In the summer of 2016 you may have heard zika mentioned on the news at least several times, if not more. Health officials were urging everyone, especially pregnant women, to wear bug spray with DEET when venturing outside. Being infected with the mosquito-borne virus while pregnant lead to babies born with birth defects and other health problems. Last year the US had over 5,000 reported cases (many other cases without symptoms unreported) in thousands of American cities.
The summer of 2017? As far is mid June there have already been 650 reported cases of zika in the US. However, most people don’t have symptoms and don’t even know they have the virus. Most cases go unreported.
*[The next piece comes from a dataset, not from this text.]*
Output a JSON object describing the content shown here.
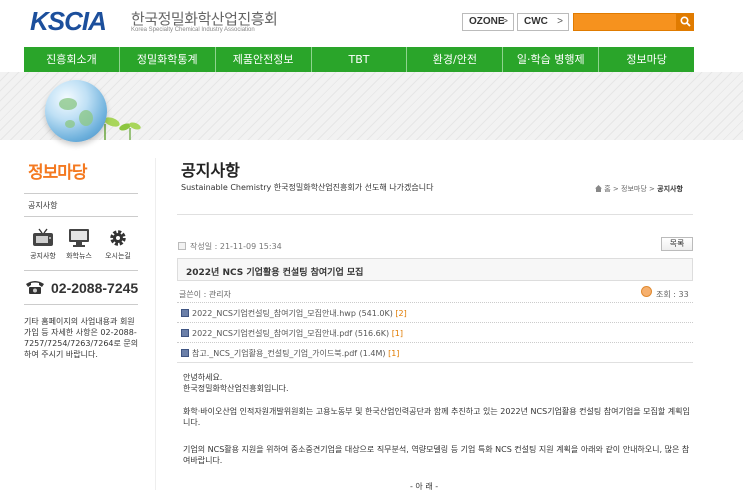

The CDC has reported that the types of mosquito that carry Zika, Aedes aegypti and Aedes albopictus, are appearing in more counties in the southern U.S. where they haven’t been before.
It’s not going away. But officials expect reported cases to lower over time.
It’s January 2006 and Marguerite is working as the lead teacher in the infant room at a daycare. In the season of viral colds, these small children are in and out of the classroom with stuffy noses and watery eyes almost daily. But she notices that one child has been particularly sick for several days and is not looking well. She sends the child home with a fever and reminds the parents of the daycare policy: the child must be fever free for 24 hours before returning to class.
Thinking nothing of it, she returns to work. Two days later the child returns, however gets sent home the following day, again, with a fever. This time the parents take the child to the doctor where they send him to the hospital–a hospitalization that lasts three days.
At around the time the child is hospitalized Marguerite starts to feel like she’s coming down with similar symptoms. The first few days she feels like she has a bad cold and then she gets woken in the night by a terrible coughing attack. Now her throat full of mucous and she’s having difficulty breathing. Continue reading
Shingles is what you get when the chickenpox virus flares back up in your body again. When you get better from chicken pox the virus goes to sleep (dormant) in your nerve roots. For lots of people the virus stays dormant forever, but in times of weakened immune system (from stress/injury/certain medicines/other reasons) the chicken pox virus comes back out and causes shingles (not chicken pox). You can catch the chickenpox but you cannot catch the shingles.
Meredith with her two children having a great time at the beach! Everyone is happy and healthy!
Shingles is a painful skin rash that usually appears in a strip, band, or small area on once side of the face/body. Symptoms include headache, light sensitivity, flu-like feeling (no fever), itching/tingling/pain in infected area, and rash that turns to fluid-filled blisters that crust over. Some people feel dizzy or weak. And some people may have vision changes or loss of vision due to rash around the eye or other more extreme complications.
This was once thought of as something you get when you’re getting up there in age–say, pushing 70–but really, people of a much younger age are coming down with scary cases of shingles. I believe this is because we live much faster-paced, high-stress lives than people once did.
College is a time of high-stress for many people. When you go off to college you’re on your own for often the first time, you’re eating poorly (or I was), staying up too late…I could go on, but you get it.
Meridith was one such unlucky college gal that got shingles–twice. While it’s not very common to have shingles twice (extremely uncommon to have shingles more than twice), some people do get it more than once.